## Problem
Output every entry exactly as written.

═════ Data for this exercise

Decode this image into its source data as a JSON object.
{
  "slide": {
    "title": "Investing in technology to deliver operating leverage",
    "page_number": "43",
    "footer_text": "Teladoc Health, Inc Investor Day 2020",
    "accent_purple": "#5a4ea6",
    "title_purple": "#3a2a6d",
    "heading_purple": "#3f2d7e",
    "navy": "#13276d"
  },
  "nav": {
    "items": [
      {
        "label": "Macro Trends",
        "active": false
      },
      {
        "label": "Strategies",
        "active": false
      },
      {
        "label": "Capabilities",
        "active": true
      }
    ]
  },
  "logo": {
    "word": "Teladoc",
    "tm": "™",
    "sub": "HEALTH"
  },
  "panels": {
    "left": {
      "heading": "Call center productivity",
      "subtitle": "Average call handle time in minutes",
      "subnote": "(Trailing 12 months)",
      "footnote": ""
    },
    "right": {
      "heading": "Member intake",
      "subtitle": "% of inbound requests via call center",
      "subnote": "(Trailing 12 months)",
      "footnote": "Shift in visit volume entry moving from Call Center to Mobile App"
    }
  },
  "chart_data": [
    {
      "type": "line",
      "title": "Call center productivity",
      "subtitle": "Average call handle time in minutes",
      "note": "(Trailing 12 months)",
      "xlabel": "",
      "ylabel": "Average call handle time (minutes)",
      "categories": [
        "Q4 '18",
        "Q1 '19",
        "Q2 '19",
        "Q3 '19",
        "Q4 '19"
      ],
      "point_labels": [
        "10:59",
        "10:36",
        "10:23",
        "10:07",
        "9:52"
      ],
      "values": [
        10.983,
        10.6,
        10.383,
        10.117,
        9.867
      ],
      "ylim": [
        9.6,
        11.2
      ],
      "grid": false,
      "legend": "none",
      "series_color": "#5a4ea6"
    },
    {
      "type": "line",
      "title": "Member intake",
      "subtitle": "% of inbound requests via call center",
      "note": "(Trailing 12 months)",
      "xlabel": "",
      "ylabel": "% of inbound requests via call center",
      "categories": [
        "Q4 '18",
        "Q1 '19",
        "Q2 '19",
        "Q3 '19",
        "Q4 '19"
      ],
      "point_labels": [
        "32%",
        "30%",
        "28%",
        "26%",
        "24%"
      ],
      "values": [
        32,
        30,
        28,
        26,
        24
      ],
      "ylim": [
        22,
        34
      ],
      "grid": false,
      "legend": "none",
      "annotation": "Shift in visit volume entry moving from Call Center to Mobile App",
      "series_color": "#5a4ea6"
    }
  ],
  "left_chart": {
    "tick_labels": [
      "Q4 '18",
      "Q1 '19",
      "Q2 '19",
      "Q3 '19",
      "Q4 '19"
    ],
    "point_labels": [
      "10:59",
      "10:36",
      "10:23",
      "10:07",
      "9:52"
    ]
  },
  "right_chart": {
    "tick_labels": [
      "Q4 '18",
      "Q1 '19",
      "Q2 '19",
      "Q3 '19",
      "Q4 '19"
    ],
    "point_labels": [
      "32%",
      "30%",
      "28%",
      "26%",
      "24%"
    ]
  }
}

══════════

## Answer for this exercise
Decode this image into its source data as a JSON object.
{
  "slide": {
    "title": "Investing in technology to deliver operating leverage",
    "page_number": "43",
    "footer_text": "Teladoc Health, Inc Investor Day 2020",
    "accent_purple": "#5a4ea6",
    "title_purple": "#3a2a6d",
    "heading_purple": "#3f2d7e",
    "navy": "#13276d"
  },
  "nav": {
    "items": [
      {
        "label": "Macro Trends",
        "active": false
      },
      {
        "label": "Strategies",
        "active": false
      },
      {
        "label": "Capabilities",
        "active": true
      }
    ]
  },
  "logo": {
    "word": "Teladoc",
    "tm": "™",
    "sub": "HEALTH"
  },
  "panels": {
    "left": {
      "heading": "Call center productivity",
      "subtitle": "Average call handle time in minutes",
      "subnote": "(Trailing 12 months)",
      "footnote": ""
    },
    "right": {
      "heading": "Member intake",
      "subtitle": "% of inbound requests via call center",
      "subnote": "(Trailing 12 months)",
      "footnote": "Shift in visit volume entry moving from Call Center to Mobile App"
    }
  },
  "chart_data": [
    {
      "type": "line",
      "title": "Call center productivity",
      "subtitle": "Average call handle time in minutes",
      "note": "(Trailing 12 months)",
      "xlabel": "",
      "ylabel": "Average call handle time (minutes)",
      "categories": [
        "Q4 '18",
        "Q1 '19",
        "Q2 '19",
        "Q3 '19",
        "Q4 '19"
      ],
      "point_labels": [
        "10:59",
        "10:36",
        "10:23",
        "10:07",
        "9:52"
      ],
      "values": [
        10.983,
        10.6,
        10.383,
        10.117,
        9.867
      ],
      "ylim": [
        9.6,
        11.2
      ],
      "grid": false,
      "legend": "none",
      "series_color": "#5a4ea6"
    },
    {
      "type": "line",
      "title": "Member intake",
      "subtitle": "% of inbound requests via call center",
      "note": "(Trailing 12 months)",
      "xlabel": "",
      "ylabel": "% of inbound requests via call center",
      "categories": [
        "Q4 '18",
        "Q1 '19",
        "Q2 '19",
        "Q3 '19",
        "Q4 '19"
      ],
      "point_labels": [
        "32%",
        "30%",
        "28%",
        "26%",
        "24%"
      ],
      "values": [
        32,
        30,
        28,
        26,
        24
      ],
      "ylim": [
        22,
        34
      ],
      "grid": false,
      "legend": "none",
      "annotation": "Shift in visit volume entry moving from Call Center to Mobile App",
      "series_color": "#5a4ea6"
    }
  ],
  "left_chart": {
    "tick_labels": [
      "Q4 '18",
      "Q1 '19",
      "Q2 '19",
      "Q3 '19",
      "Q4 '19"
    ],
    "point_labels": [
      "10:59",
      "10:36",
      "10:23",
      "10:07",
      "9:52"
    ]
  },
  "right_chart": {
    "tick_labels": [
      "Q4 '18",
      "Q1 '19",
      "Q2 '19",
      "Q3 '19",
      "Q4 '19"
    ],
    "point_labels": [
      "32%",
      "30%",
      "28%",
      "26%",
      "24%"
    ]
  }
}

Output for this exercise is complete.